[WHAT IS BEING ASKED]: Search the data below, and report every line in which "from" occurs.

=== Begin Enclosure ===

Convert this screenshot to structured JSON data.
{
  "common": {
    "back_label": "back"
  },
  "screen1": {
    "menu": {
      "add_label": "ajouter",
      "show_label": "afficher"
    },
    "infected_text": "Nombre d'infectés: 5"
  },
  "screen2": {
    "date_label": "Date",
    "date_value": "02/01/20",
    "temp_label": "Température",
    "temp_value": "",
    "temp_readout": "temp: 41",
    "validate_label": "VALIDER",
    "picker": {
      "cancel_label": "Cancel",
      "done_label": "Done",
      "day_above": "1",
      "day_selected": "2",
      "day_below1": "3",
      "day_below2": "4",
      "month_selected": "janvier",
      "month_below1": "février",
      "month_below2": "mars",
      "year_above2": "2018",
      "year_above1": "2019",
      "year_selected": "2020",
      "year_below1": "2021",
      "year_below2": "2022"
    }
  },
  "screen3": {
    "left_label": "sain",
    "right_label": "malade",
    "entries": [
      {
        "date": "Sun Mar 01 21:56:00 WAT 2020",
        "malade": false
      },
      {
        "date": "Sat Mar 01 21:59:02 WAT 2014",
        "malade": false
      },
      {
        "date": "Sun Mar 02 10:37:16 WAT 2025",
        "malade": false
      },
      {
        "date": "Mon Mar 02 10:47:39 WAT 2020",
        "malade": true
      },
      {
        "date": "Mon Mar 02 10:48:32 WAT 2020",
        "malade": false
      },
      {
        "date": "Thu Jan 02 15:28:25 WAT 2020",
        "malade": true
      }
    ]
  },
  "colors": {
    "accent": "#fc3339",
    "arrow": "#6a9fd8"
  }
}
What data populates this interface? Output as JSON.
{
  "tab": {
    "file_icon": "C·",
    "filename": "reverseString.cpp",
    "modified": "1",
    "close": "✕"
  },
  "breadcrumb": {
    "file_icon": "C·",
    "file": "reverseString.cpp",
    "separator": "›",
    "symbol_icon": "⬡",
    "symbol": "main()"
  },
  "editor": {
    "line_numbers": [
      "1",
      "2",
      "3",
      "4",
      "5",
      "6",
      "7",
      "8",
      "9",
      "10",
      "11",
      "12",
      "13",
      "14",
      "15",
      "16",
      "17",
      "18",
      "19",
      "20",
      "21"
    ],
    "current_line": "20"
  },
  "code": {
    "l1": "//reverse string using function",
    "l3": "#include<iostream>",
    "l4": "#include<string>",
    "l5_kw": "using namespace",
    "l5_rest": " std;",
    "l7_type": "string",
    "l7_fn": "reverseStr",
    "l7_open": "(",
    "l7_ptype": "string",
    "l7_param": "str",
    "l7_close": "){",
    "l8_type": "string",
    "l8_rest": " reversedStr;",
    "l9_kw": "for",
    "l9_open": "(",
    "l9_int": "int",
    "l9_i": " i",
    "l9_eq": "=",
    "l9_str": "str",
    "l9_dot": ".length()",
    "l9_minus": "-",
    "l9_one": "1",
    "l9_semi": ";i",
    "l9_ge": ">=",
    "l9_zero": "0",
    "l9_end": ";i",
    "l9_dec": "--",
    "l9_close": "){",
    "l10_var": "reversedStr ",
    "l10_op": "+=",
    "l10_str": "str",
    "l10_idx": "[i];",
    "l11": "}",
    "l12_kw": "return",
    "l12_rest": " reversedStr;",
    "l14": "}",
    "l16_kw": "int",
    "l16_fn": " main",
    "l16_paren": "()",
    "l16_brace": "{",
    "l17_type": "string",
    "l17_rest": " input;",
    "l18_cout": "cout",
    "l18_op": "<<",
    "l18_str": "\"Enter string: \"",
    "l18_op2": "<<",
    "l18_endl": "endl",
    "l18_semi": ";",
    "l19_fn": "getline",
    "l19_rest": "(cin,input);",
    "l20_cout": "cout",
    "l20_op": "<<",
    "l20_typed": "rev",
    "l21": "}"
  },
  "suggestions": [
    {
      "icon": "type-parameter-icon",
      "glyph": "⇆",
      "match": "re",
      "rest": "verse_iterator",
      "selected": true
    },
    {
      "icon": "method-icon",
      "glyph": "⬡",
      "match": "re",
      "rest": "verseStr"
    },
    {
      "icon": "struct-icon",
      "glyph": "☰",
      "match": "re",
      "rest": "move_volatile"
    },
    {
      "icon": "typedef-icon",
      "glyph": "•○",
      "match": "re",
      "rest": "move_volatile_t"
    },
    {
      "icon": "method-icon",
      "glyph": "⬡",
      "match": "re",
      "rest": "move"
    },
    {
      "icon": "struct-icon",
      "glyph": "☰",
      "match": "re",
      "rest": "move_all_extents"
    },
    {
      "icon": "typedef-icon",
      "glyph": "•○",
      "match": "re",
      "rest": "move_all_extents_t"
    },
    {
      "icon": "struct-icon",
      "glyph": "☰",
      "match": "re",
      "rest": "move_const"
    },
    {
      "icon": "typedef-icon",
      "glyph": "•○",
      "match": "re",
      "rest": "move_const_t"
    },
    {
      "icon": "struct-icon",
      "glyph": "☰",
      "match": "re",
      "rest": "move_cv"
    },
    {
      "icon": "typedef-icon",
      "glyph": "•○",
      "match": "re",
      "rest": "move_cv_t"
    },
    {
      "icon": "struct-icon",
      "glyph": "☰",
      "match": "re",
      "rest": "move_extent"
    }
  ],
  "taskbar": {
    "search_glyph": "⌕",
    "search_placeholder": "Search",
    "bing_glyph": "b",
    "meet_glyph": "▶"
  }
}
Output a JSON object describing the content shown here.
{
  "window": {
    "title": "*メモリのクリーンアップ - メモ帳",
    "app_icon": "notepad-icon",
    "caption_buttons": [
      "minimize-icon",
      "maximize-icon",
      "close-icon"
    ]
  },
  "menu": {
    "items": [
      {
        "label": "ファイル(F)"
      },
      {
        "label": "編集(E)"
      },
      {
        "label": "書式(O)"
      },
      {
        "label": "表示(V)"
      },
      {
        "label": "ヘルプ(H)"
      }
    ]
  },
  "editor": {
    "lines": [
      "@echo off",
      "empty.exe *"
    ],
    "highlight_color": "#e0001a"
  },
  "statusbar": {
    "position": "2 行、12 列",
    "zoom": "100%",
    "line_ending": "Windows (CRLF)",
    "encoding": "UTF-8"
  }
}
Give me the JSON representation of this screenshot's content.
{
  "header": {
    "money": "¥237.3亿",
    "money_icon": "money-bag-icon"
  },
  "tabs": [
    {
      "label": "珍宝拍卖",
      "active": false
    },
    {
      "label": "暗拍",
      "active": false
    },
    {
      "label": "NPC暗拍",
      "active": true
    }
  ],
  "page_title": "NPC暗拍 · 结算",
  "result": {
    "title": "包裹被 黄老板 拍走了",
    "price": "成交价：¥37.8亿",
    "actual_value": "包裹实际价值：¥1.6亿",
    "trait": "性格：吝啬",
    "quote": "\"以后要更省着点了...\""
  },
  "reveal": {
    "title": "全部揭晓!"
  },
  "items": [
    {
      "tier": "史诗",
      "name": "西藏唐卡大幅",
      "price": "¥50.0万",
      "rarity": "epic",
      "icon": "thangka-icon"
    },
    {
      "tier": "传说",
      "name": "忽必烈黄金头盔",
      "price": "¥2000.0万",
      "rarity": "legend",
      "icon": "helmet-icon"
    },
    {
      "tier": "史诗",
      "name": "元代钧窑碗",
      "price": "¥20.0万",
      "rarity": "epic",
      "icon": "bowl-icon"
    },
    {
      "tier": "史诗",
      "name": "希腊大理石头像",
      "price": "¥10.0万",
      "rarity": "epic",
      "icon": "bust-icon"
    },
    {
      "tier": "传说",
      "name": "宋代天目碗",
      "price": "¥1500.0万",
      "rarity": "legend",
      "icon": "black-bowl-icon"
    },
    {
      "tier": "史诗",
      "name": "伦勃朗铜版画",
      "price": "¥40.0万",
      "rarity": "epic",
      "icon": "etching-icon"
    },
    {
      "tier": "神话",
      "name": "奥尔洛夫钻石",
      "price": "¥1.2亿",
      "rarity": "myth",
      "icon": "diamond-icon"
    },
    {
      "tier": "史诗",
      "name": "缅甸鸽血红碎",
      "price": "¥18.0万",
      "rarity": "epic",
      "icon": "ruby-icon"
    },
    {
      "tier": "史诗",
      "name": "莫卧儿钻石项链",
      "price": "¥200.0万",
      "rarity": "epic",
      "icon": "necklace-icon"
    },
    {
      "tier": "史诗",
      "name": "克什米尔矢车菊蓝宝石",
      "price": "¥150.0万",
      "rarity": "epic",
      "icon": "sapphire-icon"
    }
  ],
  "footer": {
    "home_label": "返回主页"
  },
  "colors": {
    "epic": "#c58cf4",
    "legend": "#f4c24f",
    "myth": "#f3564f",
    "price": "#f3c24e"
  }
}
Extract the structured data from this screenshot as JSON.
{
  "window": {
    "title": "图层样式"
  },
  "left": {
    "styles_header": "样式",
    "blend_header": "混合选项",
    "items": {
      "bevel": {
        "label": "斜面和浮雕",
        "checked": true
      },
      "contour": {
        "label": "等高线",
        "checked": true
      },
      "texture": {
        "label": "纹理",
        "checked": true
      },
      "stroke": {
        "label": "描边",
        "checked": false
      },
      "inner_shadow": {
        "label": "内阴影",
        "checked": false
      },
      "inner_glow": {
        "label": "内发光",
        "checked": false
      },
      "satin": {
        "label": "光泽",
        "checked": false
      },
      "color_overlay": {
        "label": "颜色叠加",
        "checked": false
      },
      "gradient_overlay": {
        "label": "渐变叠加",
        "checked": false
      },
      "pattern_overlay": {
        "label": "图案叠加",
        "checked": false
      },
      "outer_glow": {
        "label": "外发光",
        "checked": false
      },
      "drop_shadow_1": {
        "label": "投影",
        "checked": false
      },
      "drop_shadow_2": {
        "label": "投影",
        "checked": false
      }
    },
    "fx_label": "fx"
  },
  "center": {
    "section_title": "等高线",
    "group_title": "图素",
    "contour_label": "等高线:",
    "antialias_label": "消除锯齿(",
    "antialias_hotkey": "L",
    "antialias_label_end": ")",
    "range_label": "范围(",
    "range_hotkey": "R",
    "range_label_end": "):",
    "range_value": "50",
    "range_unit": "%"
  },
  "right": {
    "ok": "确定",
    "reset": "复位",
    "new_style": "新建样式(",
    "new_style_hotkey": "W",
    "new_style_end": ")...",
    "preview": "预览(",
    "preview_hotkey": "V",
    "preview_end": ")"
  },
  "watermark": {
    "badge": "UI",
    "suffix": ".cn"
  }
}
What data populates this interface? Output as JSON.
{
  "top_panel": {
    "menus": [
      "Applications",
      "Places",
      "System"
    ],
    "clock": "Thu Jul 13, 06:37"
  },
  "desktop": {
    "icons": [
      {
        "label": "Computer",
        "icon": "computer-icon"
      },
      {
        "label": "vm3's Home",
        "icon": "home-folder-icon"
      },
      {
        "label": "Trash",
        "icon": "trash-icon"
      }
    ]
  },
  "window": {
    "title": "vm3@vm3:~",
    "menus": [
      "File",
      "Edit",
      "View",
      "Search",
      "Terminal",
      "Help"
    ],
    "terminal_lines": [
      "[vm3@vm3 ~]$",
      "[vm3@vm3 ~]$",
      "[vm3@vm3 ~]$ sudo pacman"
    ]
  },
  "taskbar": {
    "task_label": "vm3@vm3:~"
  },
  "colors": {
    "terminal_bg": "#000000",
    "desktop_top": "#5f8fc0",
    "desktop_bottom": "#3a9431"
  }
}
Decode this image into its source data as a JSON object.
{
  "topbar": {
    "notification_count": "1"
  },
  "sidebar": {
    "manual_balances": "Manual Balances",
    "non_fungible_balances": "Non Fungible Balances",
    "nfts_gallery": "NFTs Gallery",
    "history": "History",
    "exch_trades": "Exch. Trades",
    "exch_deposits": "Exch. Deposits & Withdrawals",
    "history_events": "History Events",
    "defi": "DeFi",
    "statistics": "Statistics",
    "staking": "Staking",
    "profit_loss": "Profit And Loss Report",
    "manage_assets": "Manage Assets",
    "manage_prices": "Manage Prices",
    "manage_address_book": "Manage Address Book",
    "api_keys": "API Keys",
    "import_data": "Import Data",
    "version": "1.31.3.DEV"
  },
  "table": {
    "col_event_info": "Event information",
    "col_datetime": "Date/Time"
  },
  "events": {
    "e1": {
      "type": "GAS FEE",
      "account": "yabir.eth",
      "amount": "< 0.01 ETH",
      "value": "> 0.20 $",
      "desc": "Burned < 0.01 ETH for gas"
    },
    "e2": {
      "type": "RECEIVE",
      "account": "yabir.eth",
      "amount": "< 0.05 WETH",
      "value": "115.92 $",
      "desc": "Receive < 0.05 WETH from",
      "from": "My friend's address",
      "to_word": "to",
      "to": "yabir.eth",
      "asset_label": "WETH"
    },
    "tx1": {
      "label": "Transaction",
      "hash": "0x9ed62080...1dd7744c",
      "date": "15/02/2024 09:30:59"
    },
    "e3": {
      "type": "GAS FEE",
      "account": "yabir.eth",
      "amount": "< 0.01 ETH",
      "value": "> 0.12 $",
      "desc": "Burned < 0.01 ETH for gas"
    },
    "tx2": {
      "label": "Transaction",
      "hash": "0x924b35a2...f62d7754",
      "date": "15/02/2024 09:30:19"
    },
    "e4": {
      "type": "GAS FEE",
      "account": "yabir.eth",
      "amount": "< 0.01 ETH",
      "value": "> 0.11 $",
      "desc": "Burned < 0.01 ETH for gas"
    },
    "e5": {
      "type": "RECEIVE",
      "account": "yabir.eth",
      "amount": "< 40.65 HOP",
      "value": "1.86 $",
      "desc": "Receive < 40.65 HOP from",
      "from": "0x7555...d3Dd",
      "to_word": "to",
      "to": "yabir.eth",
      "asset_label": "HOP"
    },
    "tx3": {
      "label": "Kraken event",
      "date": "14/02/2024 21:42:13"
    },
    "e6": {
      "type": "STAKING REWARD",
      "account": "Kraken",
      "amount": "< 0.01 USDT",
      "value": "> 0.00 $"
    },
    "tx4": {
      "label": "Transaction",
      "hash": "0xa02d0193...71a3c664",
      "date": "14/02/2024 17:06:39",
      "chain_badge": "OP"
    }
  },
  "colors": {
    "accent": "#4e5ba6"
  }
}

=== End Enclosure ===

[EXERCISE SOLUTION]:
Extract the structured data from this screenshot as JSON.
      "desc": "Receive < 0.05 WETH from",
      "from": "My friend's address",
      "desc": "Receive < 40.65 HOP from",
      "from": "0x7555...d3Dd",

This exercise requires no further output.